During the Protestant Reformation, reaction against the institutional Church (with a capital C) caused many of the reformers to use words that emphasized the congregational aspect of εκκλεσια.  Luther's Bible uses "Gemeinde" (congregation), rather than "Kirche" (church).  And the original printing of the Geneva Bible, favored by the Puritans, used "congregation" instead of "church," as Tyndale had done before that.

Which brings me to today.  Here in Nashville, it's been said that you can't throw a rock without hitting a church.  Indeed, we have lots of churches in Nashville.  Most of them have the word "church" somewhere in their names: Charlotte Pike Church of Christ, St. Ann's Catholic Church, St. John's United Methodist Church, Christ Church Cathedral, etc.  But I have noticed several congregations that have signs that read something like: Abundant Harvest Worship Center, or Bethel World Outreach Center, or Oak Hill Assembly.  My favorite is the sign outside of Westminster Presbyterian Church that reads: "Westminster Presbyterian Church Gathers Here."  That is a neat way of emphasizing that the church itself is not the building, but the people who meet there.  There is certainly a lot of baggage attached to the word "church," and it's no wonder that some churches (or congregations, or assemblies) are attempting to shed some of that baggage.
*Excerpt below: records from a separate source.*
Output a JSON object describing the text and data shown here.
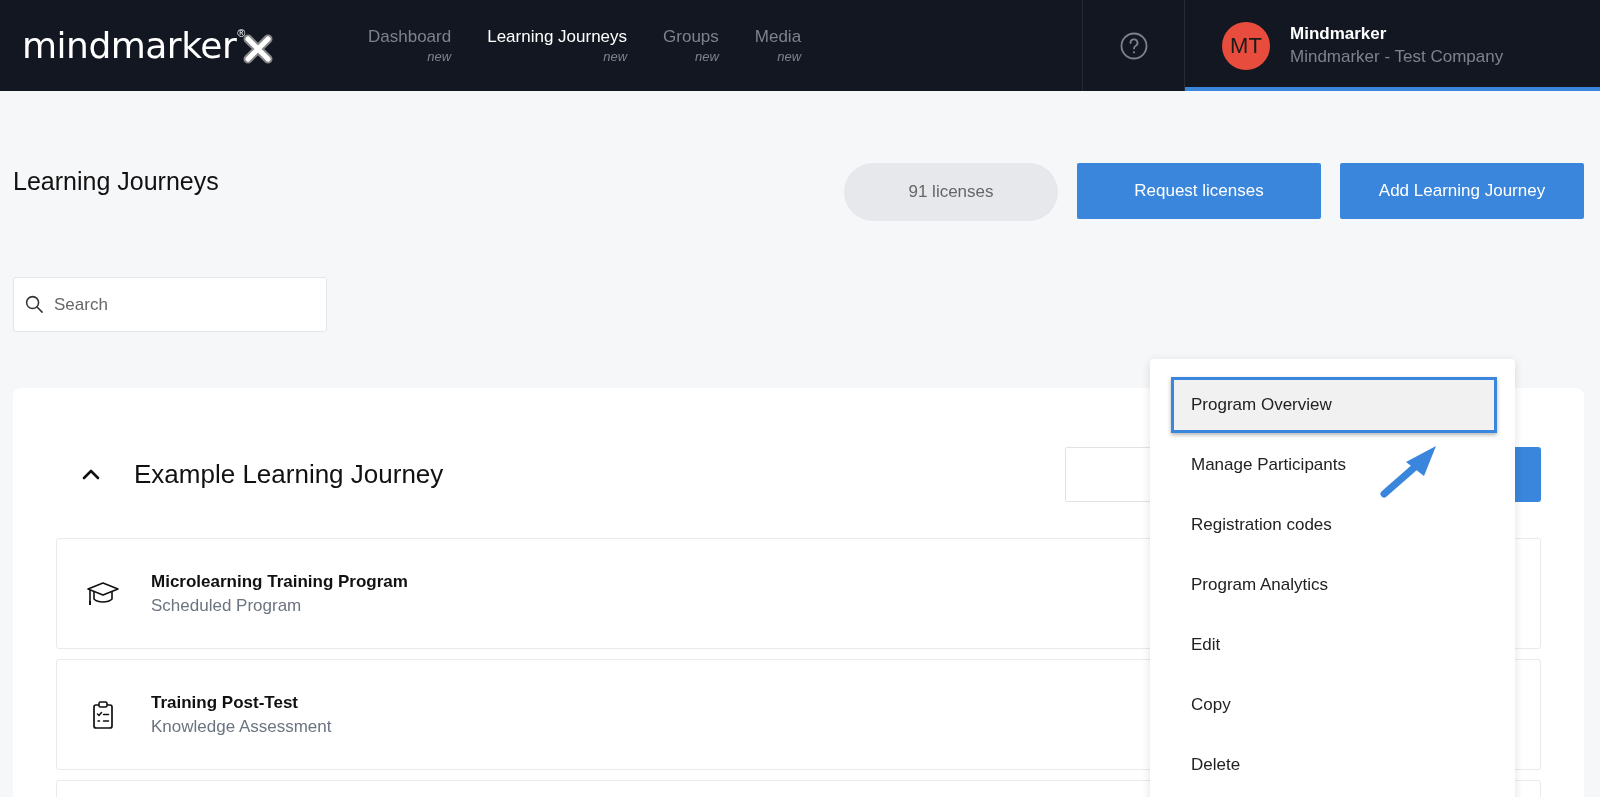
{
  "header": {
    "logo": {
      "text": "mindmarker",
      "mark": "®"
    },
    "nav": [
      {
        "label": "Dashboard",
        "badge": "new",
        "selected": false
      },
      {
        "label": "Learning Journeys",
        "badge": "new",
        "selected": true
      },
      {
        "label": "Groups",
        "badge": "new",
        "selected": false
      },
      {
        "label": "Media",
        "badge": "new",
        "selected": false
      }
    ],
    "user": {
      "initials": "MT",
      "name": "Mindmarker",
      "company": "Mindmarker - Test Company",
      "selected": true
    }
  },
  "page": {
    "title": "Learning Journeys",
    "licenses": "91 licenses",
    "buttons": [
      "Request licenses",
      "Add Learning Journey"
    ],
    "search": {
      "placeholder": "Search"
    }
  },
  "journey": {
    "title": "Example Learning Journey",
    "expanded": true,
    "rows": [
      {
        "kind": "program",
        "title": "Microlearning Training Program",
        "subtitle": "Scheduled Program"
      },
      {
        "kind": "assessment",
        "title": "Training Post-Test",
        "subtitle": "Knowledge Assessment"
      },
      {
        "kind": "blank"
      }
    ]
  },
  "menu": {
    "items": [
      {
        "label": "Program Overview",
        "selected": true
      },
      {
        "label": "Manage Participants",
        "selected": false
      },
      {
        "label": "Registration codes",
        "selected": false
      },
      {
        "label": "Program Analytics",
        "selected": false
      },
      {
        "label": "Edit",
        "selected": false
      },
      {
        "label": "Copy",
        "selected": false
      },
      {
        "label": "Delete",
        "selected": false
      }
    ]
  }
}
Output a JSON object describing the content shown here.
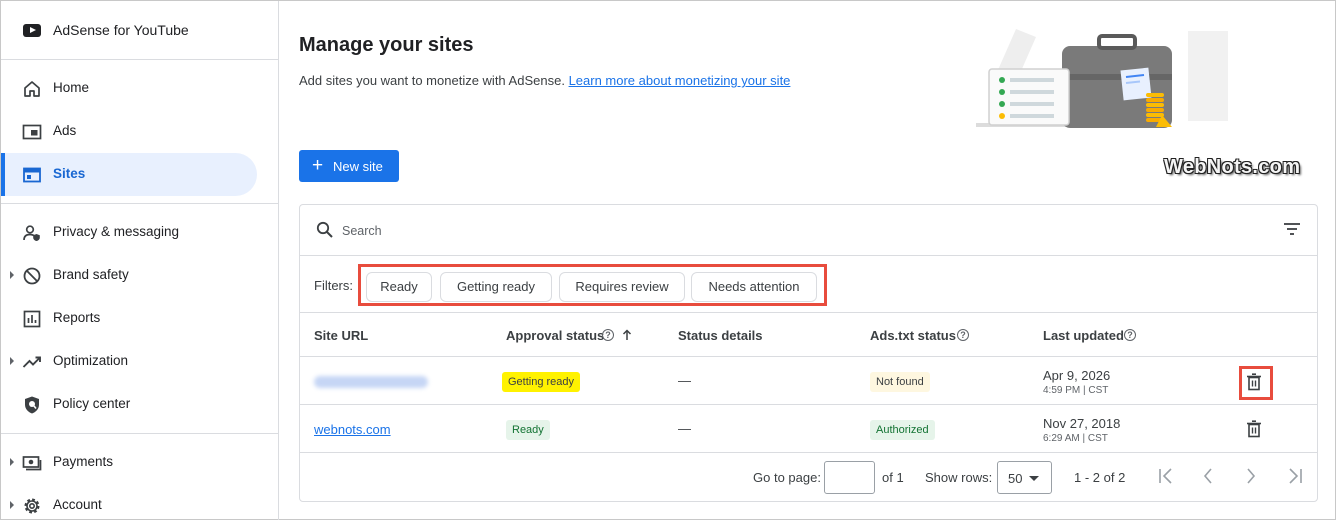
{
  "app": {
    "title": "AdSense for YouTube"
  },
  "sidebar": {
    "items": [
      {
        "label": "Home"
      },
      {
        "label": "Ads"
      },
      {
        "label": "Sites"
      },
      {
        "label": "Privacy & messaging"
      },
      {
        "label": "Brand safety"
      },
      {
        "label": "Reports"
      },
      {
        "label": "Optimization"
      },
      {
        "label": "Policy center"
      },
      {
        "label": "Payments"
      },
      {
        "label": "Account"
      }
    ],
    "active": "Sites"
  },
  "page": {
    "title": "Manage your sites",
    "description": "Add sites you want to monetize with AdSense.",
    "learn_more_link": "Learn more about monetizing your site",
    "new_site_label": "New site",
    "watermark": "WebNots.com"
  },
  "search": {
    "placeholder": "Search"
  },
  "filters": {
    "label": "Filters:",
    "chips": [
      "Ready",
      "Getting ready",
      "Requires review",
      "Needs attention"
    ]
  },
  "table": {
    "columns": {
      "site_url": "Site URL",
      "approval_status": "Approval status",
      "status_details": "Status details",
      "ads_txt_status": "Ads.txt status",
      "last_updated": "Last updated"
    },
    "rows": [
      {
        "site_url": "",
        "approval_status": "Getting ready",
        "status_details": "—",
        "ads_txt_status": "Not found",
        "date": "Apr 9, 2026",
        "time": "4:59 PM | CST"
      },
      {
        "site_url": "webnots.com",
        "approval_status": "Ready",
        "status_details": "—",
        "ads_txt_status": "Authorized",
        "date": "Nov 27, 2018",
        "time": "6:29 AM | CST"
      }
    ]
  },
  "pagination": {
    "go_to_page_label": "Go to page:",
    "of_pages": "of 1",
    "show_rows_label": "Show rows:",
    "rows_per_page": "50",
    "range": "1 - 2 of 2"
  },
  "colors": {
    "accent": "#1a73e8",
    "highlight_box": "#e84c3d",
    "getting_ready_bg": "#fff200",
    "ready_bg": "#e6f4ea",
    "not_found_bg": "#fef7e0",
    "authorized_bg": "#e6f4ea"
  },
  "icons": [
    "youtube-icon",
    "home-icon",
    "ads-icon",
    "sites-icon",
    "privacy-icon",
    "block-icon",
    "reports-icon",
    "trending-up-icon",
    "policy-shield-icon",
    "payments-icon",
    "gear-icon",
    "search-icon",
    "filter-icon",
    "help-icon",
    "arrow-up-icon",
    "delete-icon",
    "first-page-icon",
    "prev-page-icon",
    "next-page-icon",
    "last-page-icon"
  ]
}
Should we drop the word "church," especially in our Bible translations?  Or should we do a better job of teaching people what the word actually means?  Can we reclaim the word, so it isn't considered a negative word?  Possibly a worthy goal.
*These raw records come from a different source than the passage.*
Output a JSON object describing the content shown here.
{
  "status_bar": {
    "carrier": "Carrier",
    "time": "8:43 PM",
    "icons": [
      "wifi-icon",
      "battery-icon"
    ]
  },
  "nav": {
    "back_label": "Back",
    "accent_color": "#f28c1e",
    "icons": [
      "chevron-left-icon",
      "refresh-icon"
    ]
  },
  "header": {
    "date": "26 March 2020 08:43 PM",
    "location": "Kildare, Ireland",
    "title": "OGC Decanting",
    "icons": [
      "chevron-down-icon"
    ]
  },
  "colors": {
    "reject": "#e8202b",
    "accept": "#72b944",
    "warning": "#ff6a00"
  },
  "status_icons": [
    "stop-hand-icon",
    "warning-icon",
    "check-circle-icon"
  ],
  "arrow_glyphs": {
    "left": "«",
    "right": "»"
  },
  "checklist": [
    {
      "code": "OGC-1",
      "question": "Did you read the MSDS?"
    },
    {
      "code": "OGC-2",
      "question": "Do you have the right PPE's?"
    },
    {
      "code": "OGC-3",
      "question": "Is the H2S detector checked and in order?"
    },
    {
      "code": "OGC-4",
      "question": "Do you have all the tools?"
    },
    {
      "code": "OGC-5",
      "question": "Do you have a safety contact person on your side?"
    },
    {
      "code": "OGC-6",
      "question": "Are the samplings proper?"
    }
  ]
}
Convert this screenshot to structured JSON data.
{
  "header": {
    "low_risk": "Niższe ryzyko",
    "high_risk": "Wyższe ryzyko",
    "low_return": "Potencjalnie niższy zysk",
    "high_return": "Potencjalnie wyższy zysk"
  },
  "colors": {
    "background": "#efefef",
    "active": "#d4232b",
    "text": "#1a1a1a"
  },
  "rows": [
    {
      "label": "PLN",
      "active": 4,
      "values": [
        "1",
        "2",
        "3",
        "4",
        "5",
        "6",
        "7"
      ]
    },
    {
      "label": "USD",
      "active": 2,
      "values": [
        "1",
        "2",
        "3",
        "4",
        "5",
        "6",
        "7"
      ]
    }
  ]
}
Posted via email from CORYBANTER: babble and banter, bypassing banality

Book Review- Called to Controversy: The Unlikely Story of Moishe Rosen and the Founding of Jews for Jesus

[I received a free copy of this book in ebook format from the blogger program at]

I thought Called to Controversy: The Unlikely Story of Moishe Rosen and the Founding of Jews for Jesus (by Moishe Rosen's daughter, Ruth Rosen) sounded like it would be an interesting story, despite its ponderous title.  Boy, was I wrong.  It was dull, excruciatingly dull.  And although the author seems to be trying throughout the book to impress us with Moishe's accomplishments, my overall impression of Moishe Rosen was that he must have been a pompous ass.  Over and over, we read of how Moishe ignored people's feelings or ideas, in his zeal for doing and saying things his way.  We even read how Moishe, in an attempt to make a point, smacked one of his female assistants full in the face, supposedly to demonstrate her "trust" for him.  
I don't know if I thought Moishe's journey from his mostly secular Jewish upbringing to Christian faith would be inspiring or fascinating, but it mostly made me sad.  Not because he was such a good Jew or anything (he had been an agnostic, more or less), but because, in typical missionary style, once he decided all Jews must accept Jesus, he insisted on trying to convert his whole family, and just couldn't understand why they would not jump right on board!  That attitude is simply part and parcel of Moishe's lifelong inability to empathize with anyone.  Ruth Rosen even points out his lack of empathy towards the end of the book, and oddly points it out as one of Moishe's strengths.  Apparently, she (like her father) believes that missionaries have no need to empathize with those whom they are trying to convert.  "Get the job done, and get 'em on our side," seems to be the Moishe Rosen (and Jews for Jesus) motto.
Honestly, before I read this boring book, I used to think Jews for Jesus was a worthwhile ministry.  Having read the book, I don't think they're really doing anything very laudable.  I don't believe they make a very good case for why a Jew should abandon his or her heritage.  I imagine many Christians will read this book and find it an amazing story.  I struggled to finish it, and found it a waste of time.  One star.

Posted via email from CORYBANTER II: babble and banter, bypassing banality